▶ [Directions]
For each line in the data that includes "JSON", make a copy.
-- Given data follows --
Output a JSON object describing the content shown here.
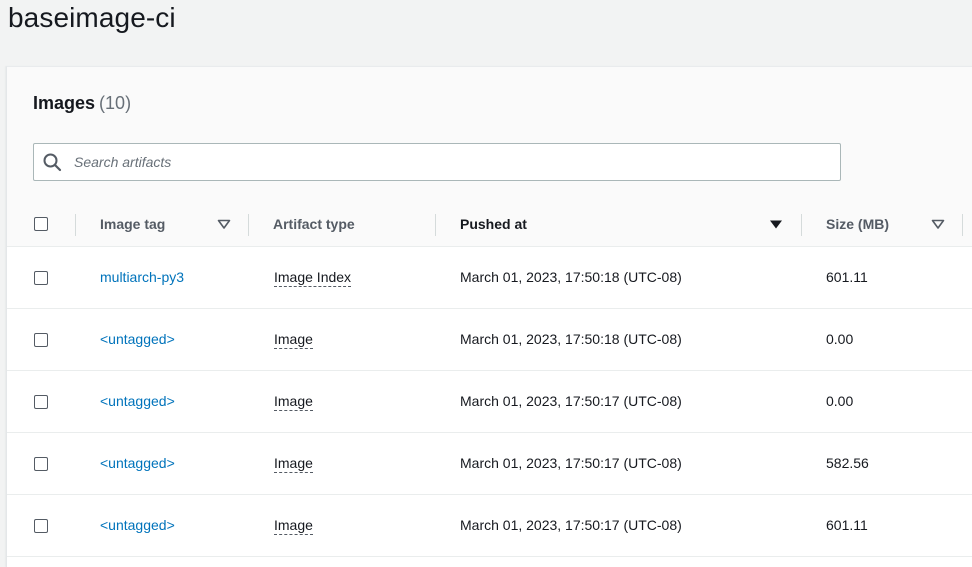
{
  "page": {
    "title": "baseimage-ci"
  },
  "images_panel": {
    "heading": "Images",
    "count": "(10)",
    "search": {
      "placeholder": "Search artifacts",
      "value": ""
    }
  },
  "table": {
    "columns": [
      {
        "label": "Image tag",
        "sort": "sortable"
      },
      {
        "label": "Artifact type",
        "sort": "none"
      },
      {
        "label": "Pushed at",
        "sort": "descending"
      },
      {
        "label": "Size (MB)",
        "sort": "sortable"
      }
    ],
    "rows": [
      {
        "tag": "multiarch-py3",
        "type": "Image Index",
        "pushed": "March 01, 2023, 17:50:18 (UTC-08)",
        "size": "601.11"
      },
      {
        "tag": "<untagged>",
        "type": "Image",
        "pushed": "March 01, 2023, 17:50:18 (UTC-08)",
        "size": "0.00"
      },
      {
        "tag": "<untagged>",
        "type": "Image",
        "pushed": "March 01, 2023, 17:50:17 (UTC-08)",
        "size": "0.00"
      },
      {
        "tag": "<untagged>",
        "type": "Image",
        "pushed": "March 01, 2023, 17:50:17 (UTC-08)",
        "size": "582.56"
      },
      {
        "tag": "<untagged>",
        "type": "Image",
        "pushed": "March 01, 2023, 17:50:17 (UTC-08)",
        "size": "601.11"
      }
    ]
  },
  "colors": {
    "link": "#0073bb",
    "text": "#16191f",
    "header_text": "#545b64",
    "background": "#f2f3f3"
  },
  "icons": {
    "search": "search-icon",
    "sort_sortable": "caret-down-outline-icon",
    "sort_descending": "caret-down-filled-icon"
  }
}
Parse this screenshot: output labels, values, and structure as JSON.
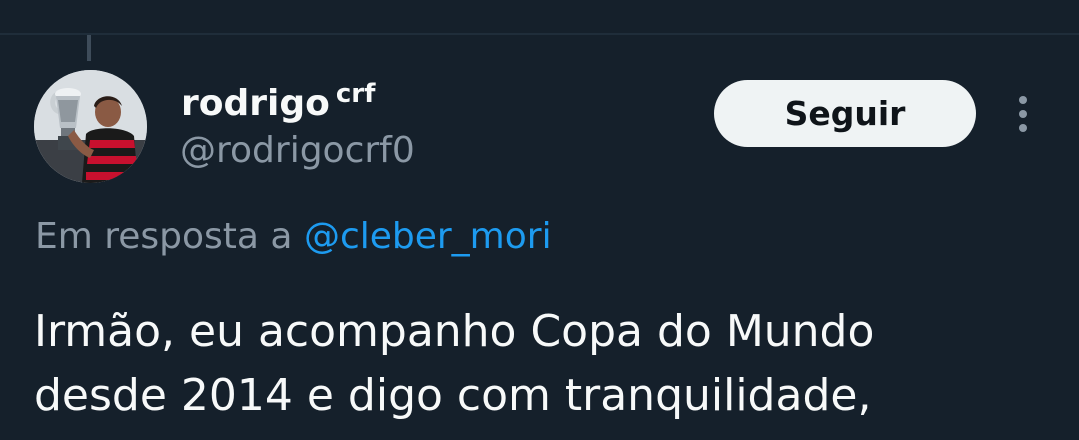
{
  "author": {
    "display_name": "rodrigo",
    "display_name_suffix": "crf",
    "handle": "@rodrigocrf0",
    "avatar_icon": "profile-photo-trophy"
  },
  "actions": {
    "follow_label": "Seguir",
    "more_icon": "more-vertical-icon"
  },
  "reply_context": {
    "prefix": "Em resposta a",
    "mention": "@cleber_mori"
  },
  "tweet": {
    "lines": [
      "Irmão, eu acompanho Copa do Mundo",
      "desde 2014 e digo com tranquilidade,"
    ]
  },
  "colors": {
    "background": "#15202b",
    "text_primary": "#f7f9f9",
    "text_secondary": "#8b98a5",
    "link": "#1d9bf0",
    "button_bg": "#eff3f4"
  }
}
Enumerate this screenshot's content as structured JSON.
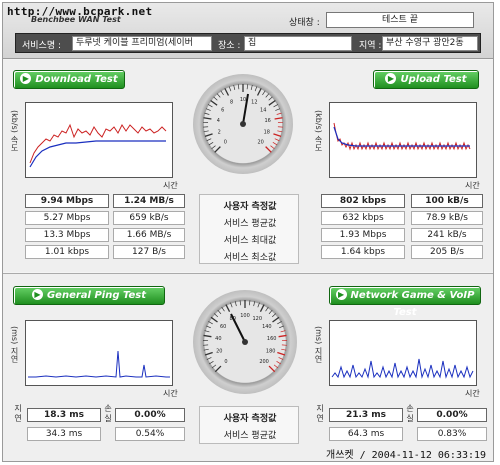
{
  "header": {
    "watermark": "http://www.bcpark.net",
    "brand": "Benchbee WAN Test",
    "status_label": "상태창 :",
    "status_value": "테스트 끝",
    "service_label": "서비스명 :",
    "service_value": "두루넷 케이블 프리미엄(세이버",
    "place_label": "장소 :",
    "place_value": "집",
    "region_label": "지역 :",
    "region_value": "부산 수영구 광안2동"
  },
  "download": {
    "button": "Download Test",
    "yaxis": "(kb/s) 속도",
    "time": "시간",
    "rows": [
      [
        "9.94 Mbps",
        "1.24 MB/s"
      ],
      [
        "5.27 Mbps",
        "659 kB/s"
      ],
      [
        "13.3 Mbps",
        "1.66 MB/s"
      ],
      [
        "1.01 kbps",
        "127 B/s"
      ]
    ]
  },
  "upload": {
    "button": "Upload Test",
    "yaxis": "(kb/s) 속도",
    "time": "시간",
    "rows": [
      [
        "802 kbps",
        "100 kB/s"
      ],
      [
        "632 kbps",
        "78.9 kB/s"
      ],
      [
        "1.93 Mbps",
        "241 kB/s"
      ],
      [
        "1.64 kbps",
        "205 B/s"
      ]
    ]
  },
  "speed_labels": [
    "사용자 측정값",
    "서비스 평균값",
    "서비스 최대값",
    "서비스 최소값"
  ],
  "gauge_top_ticks": [
    "0",
    "2",
    "4",
    "6",
    "8",
    "10",
    "12",
    "14",
    "16",
    "18",
    "20"
  ],
  "ping": {
    "button": "General Ping Test",
    "yaxis": "(ms) 지연",
    "time": "시간",
    "side_delay": "지연",
    "side_loss": "손실",
    "row_user": [
      "18.3 ms",
      "0.00%"
    ],
    "row_avg": [
      "34.3 ms",
      "0.54%"
    ]
  },
  "game": {
    "button": "Network Game & VoIP Test",
    "yaxis": "(ms) 지연",
    "time": "시간",
    "side_delay": "지연",
    "side_loss": "손실",
    "row_user": [
      "21.3 ms",
      "0.00%"
    ],
    "row_avg": [
      "64.3 ms",
      "0.83%"
    ]
  },
  "ping_labels": [
    "사용자 측정값",
    "서비스 평균값"
  ],
  "gauge_bottom_ticks": [
    "0",
    "20",
    "40",
    "60",
    "80",
    "100",
    "120",
    "140",
    "160",
    "180",
    "200"
  ],
  "footer": "개쓰켓 / 2004-11-12 06:33:19",
  "colors": {
    "button_green": "#1f8f1f",
    "graph_red": "#cc2222",
    "graph_blue": "#1a2fbf",
    "needle": "#111111"
  }
}
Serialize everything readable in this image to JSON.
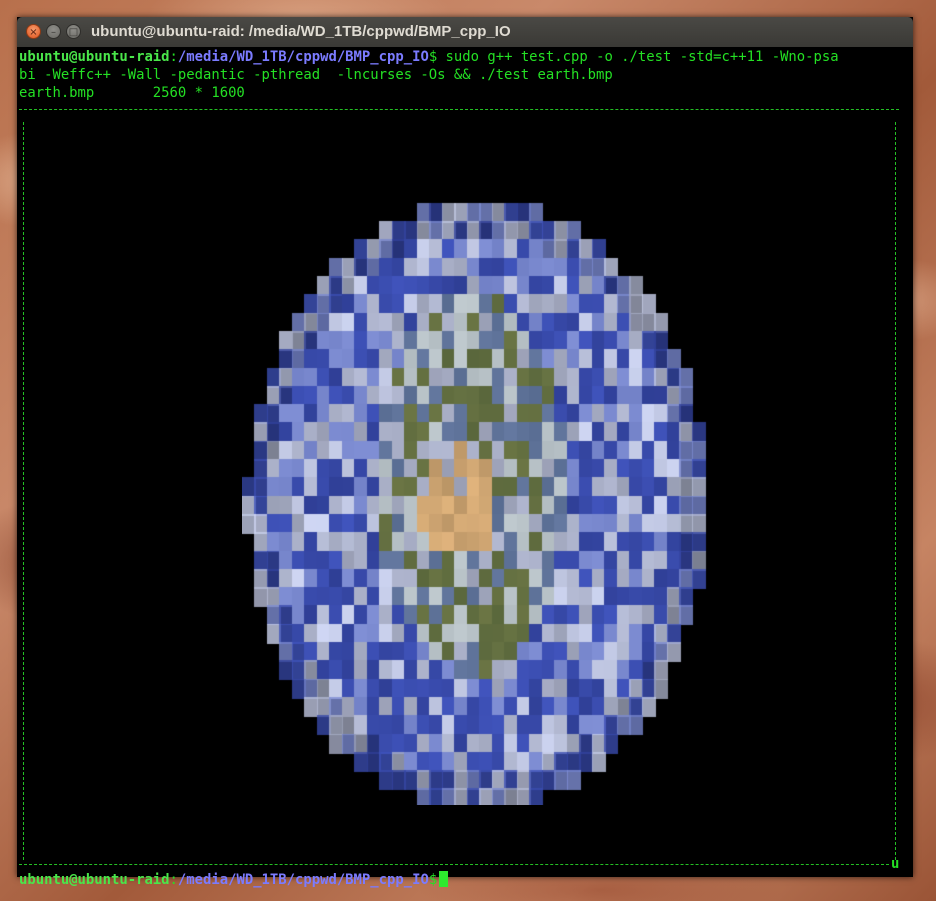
{
  "window": {
    "title": "ubuntu@ubuntu-raid: /media/WD_1TB/cppwd/BMP_cpp_IO",
    "buttons": {
      "close": "×",
      "minimize": "–",
      "maximize": "□"
    }
  },
  "terminal": {
    "prompt_user": "ubuntu@ubuntu-raid",
    "prompt_sep": ":",
    "prompt_path": "/media/WD_1TB/cppwd/BMP_cpp_IO",
    "prompt_symbol": "$",
    "command_line1": " sudo g++ test.cpp -o ./test -std=c++11 -Wno-psa",
    "command_line2": "bi -Weffc++ -Wall -pedantic -pthread  -lncurses -Os && ./test earth.bmp",
    "output_line": "earth.bmp       2560 * 1600",
    "corner_char": "u"
  },
  "image": {
    "name": "earth.bmp",
    "dominant_colors": [
      "#3d4f9e",
      "#8e98c8",
      "#5e6b3a",
      "#b5926a",
      "#14183a"
    ]
  }
}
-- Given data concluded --
▶ [Response to the task]
Output a JSON object describing the content shown here.
Parse this screenshot: output labels, values, and structure as JSON.
Enumerate this screenshot's content as structured JSON.
Serialize everything readable in this image to JSON.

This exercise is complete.